Flaws are found in Small Business Administration program

By Dan Laidman
Contra Costa Times
December 29, 2004

At least $2 billion worth of government contracts slated for small businesses went instead to large corporations -- including Hewlett-Packard Co. and Oracle Corp. -- in fiscal 2002, charged a report released Tuesday by the Small Business Administration's Office of Advocacy.

By federal law, the government aims to award nearly a quarter of direct contracts to small businesses every year.

Thomas Sullivan, the head of the advocacy office, said the study reveals problems with the federal procurement system, which small business groups and government watchdogs have been criticizing for some time. Critics say large firms are getting contracts intended for small businesses.

"We now have hard data, and not just anecdotes, from across federal agencies that shows contracts meant for small businesses were going to larger firms," Sullivan said in a statement.

Bay Area technology giants Oracle and Hewlett-Packard were among the corporations the report mentions as receiving purported small business contracts in 2002. Hewlett-Packard received more than $12 million in such awards and Oracle about $11.6 million.

Neither company responded to requests for comment Tuesday.

The Office of Advocacy tapped Virginia-based Eagle Eye Publishers Inc. to examine contracts awarded to 1,000 top small business contractors in fiscal year 2002. The analysis found that among the sample, 39 were actually large companies and five were other sizable entities, totaling more than $2 billion in "miscoded" contracts.

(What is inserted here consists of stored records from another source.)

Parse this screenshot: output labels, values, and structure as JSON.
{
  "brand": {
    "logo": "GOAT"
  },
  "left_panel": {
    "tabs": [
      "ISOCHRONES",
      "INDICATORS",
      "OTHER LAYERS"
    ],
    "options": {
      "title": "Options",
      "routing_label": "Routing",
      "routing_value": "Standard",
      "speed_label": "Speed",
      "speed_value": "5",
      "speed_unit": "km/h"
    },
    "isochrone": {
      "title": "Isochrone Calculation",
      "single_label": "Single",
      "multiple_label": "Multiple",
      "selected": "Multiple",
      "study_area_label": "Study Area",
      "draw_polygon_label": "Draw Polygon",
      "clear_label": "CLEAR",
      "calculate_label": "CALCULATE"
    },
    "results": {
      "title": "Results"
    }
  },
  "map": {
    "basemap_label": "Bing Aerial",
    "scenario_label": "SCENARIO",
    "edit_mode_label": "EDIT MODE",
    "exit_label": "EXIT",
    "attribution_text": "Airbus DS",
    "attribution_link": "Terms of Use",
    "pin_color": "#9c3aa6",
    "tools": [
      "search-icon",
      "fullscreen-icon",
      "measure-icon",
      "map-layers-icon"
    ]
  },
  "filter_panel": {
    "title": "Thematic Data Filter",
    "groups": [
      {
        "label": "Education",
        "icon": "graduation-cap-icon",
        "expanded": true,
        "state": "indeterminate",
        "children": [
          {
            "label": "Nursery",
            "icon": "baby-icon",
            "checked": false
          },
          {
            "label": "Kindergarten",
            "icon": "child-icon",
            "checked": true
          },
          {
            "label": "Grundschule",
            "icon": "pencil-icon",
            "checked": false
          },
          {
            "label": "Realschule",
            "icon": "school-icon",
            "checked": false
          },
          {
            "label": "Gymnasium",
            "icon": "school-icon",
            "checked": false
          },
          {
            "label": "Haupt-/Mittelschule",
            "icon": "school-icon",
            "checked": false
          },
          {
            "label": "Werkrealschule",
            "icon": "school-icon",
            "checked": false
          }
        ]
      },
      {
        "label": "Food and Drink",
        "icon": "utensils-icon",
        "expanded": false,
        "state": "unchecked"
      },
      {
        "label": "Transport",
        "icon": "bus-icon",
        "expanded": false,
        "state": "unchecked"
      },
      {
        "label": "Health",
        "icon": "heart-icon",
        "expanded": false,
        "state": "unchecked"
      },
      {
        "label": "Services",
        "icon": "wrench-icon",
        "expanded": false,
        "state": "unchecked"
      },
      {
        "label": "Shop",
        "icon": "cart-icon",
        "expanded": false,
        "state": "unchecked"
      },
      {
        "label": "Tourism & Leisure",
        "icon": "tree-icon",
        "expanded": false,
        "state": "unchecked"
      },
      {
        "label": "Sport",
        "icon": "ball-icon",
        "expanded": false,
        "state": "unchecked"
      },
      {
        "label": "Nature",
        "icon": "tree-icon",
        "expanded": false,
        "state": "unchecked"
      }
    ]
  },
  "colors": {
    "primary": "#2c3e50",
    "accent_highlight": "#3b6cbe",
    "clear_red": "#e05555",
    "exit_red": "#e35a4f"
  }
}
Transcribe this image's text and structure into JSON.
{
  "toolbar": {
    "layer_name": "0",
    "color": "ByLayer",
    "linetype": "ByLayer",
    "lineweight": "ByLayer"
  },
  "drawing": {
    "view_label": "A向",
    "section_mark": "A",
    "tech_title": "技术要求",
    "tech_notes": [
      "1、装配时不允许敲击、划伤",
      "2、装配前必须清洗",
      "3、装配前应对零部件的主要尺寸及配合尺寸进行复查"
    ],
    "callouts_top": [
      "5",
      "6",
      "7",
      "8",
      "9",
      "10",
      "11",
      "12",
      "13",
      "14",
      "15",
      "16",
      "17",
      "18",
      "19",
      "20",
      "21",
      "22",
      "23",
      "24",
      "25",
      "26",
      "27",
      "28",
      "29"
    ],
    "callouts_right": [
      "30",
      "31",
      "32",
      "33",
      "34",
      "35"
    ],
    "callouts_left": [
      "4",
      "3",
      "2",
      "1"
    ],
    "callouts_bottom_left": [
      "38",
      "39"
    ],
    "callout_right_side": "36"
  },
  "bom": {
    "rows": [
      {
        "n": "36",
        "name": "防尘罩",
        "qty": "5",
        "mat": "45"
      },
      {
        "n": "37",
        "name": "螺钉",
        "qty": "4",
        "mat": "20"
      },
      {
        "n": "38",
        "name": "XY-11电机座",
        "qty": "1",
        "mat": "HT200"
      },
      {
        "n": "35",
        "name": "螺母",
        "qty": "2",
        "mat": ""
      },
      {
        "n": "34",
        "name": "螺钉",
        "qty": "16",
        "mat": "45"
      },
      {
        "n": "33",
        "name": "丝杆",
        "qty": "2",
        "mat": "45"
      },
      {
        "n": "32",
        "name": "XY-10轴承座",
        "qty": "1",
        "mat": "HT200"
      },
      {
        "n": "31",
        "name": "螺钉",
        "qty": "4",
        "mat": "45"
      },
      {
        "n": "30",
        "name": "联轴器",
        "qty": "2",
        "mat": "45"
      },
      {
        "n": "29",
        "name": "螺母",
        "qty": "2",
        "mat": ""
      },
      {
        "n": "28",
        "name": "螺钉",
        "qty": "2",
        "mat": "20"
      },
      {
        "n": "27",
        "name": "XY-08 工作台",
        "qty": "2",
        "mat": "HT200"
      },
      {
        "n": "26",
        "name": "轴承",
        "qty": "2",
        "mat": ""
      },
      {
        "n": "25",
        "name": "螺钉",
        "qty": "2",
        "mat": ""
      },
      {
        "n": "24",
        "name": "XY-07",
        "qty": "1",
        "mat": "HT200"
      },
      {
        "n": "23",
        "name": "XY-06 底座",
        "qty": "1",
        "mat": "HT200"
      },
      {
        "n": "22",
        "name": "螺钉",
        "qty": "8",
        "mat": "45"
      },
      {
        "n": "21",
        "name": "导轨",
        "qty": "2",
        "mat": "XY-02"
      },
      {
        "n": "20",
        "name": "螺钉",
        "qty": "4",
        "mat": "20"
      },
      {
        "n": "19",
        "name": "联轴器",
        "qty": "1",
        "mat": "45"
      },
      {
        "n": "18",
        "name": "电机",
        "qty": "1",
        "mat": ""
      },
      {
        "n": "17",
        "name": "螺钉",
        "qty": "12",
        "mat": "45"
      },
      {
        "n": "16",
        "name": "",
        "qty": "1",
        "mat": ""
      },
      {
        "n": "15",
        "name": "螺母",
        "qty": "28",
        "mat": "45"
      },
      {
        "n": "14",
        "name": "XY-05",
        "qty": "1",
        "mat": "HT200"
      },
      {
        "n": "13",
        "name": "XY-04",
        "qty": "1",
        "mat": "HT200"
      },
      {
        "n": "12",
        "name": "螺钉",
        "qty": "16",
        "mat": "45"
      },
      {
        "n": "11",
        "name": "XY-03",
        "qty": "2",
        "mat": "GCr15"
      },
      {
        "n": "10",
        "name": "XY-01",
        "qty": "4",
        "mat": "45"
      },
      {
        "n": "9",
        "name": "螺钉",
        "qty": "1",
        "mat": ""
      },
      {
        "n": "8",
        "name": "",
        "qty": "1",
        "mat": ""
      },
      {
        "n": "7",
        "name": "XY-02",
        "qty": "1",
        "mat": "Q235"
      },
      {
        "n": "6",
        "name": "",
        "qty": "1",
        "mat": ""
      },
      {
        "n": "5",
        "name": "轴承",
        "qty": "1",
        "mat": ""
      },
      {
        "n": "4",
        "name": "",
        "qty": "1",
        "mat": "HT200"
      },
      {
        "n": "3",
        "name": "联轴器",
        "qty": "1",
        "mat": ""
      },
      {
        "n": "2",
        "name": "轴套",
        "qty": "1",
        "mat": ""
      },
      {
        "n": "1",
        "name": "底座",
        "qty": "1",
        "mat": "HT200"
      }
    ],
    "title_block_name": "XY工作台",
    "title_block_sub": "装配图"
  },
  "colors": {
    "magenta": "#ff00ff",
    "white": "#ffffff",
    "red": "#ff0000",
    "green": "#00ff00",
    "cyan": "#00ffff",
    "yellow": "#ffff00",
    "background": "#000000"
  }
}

"We're not saying that anyone did anything wrong necessarily," said Chad Moutray, chief economist for the Office of Advocacy. "It could be perfectly legitimate that you're a small business and you received your small business set-aside and after the fact you were acquired by a large business."

The report said other causes of the discrepancy could be small firms growing after receiving a government contract or simple human error.

David A. Drabkin, the deputy chief acquisition officer for the General Services Administration, said that such misidentified contracts do not necessarily translate to losses for small firms. He said that at the time most contracts are awarded, they are properly going to small businesses.

"No contracts set aside for small business competition were awarded to large businesses," Drabkin said in a statement sent to the Times.

The report showed that the vast majority of the suspect contracts were awarded by the General Services Administration and the Department of Defense. Officials at the Pentagon's Office of Small and Disadvantaged Business Utilization had not seen the report Tuesday and therefore declined to comment, said Lt. Col. Sandra Burr, a spokeswoman for the office.

The Washington, D.C.-based non-profit Center for Public Integrity issued a report several months ago showing that some of the nation's largest defense firms received billions of dollars in small business contracts in recent years. The Government Accountability Office has also documented the problem in reports to Congress.

The American Small Business League, a Petaluma-based entrepreneurs' advocacy organization, sued the Small Business Administration in federal court in October seeking a copy of the Eagle Eye report. The league has charged that what the SBA dismisses as "miscoding" could actually point to fraud or abuse.

Lloyd Chapman, president of the American Small Business League, could not be reached for comment Tuesday.

SBA spokesman Raul Cisneros said that if fraud is discovered it will be dealt with. However, he said the problems in the report most likely have innocent explanations and that the SBA has recently taken steps, like making certification for small contractors stricter, that will correct the errors.

"We're always striving for more timely and accurate data," he said.



Submit a Comment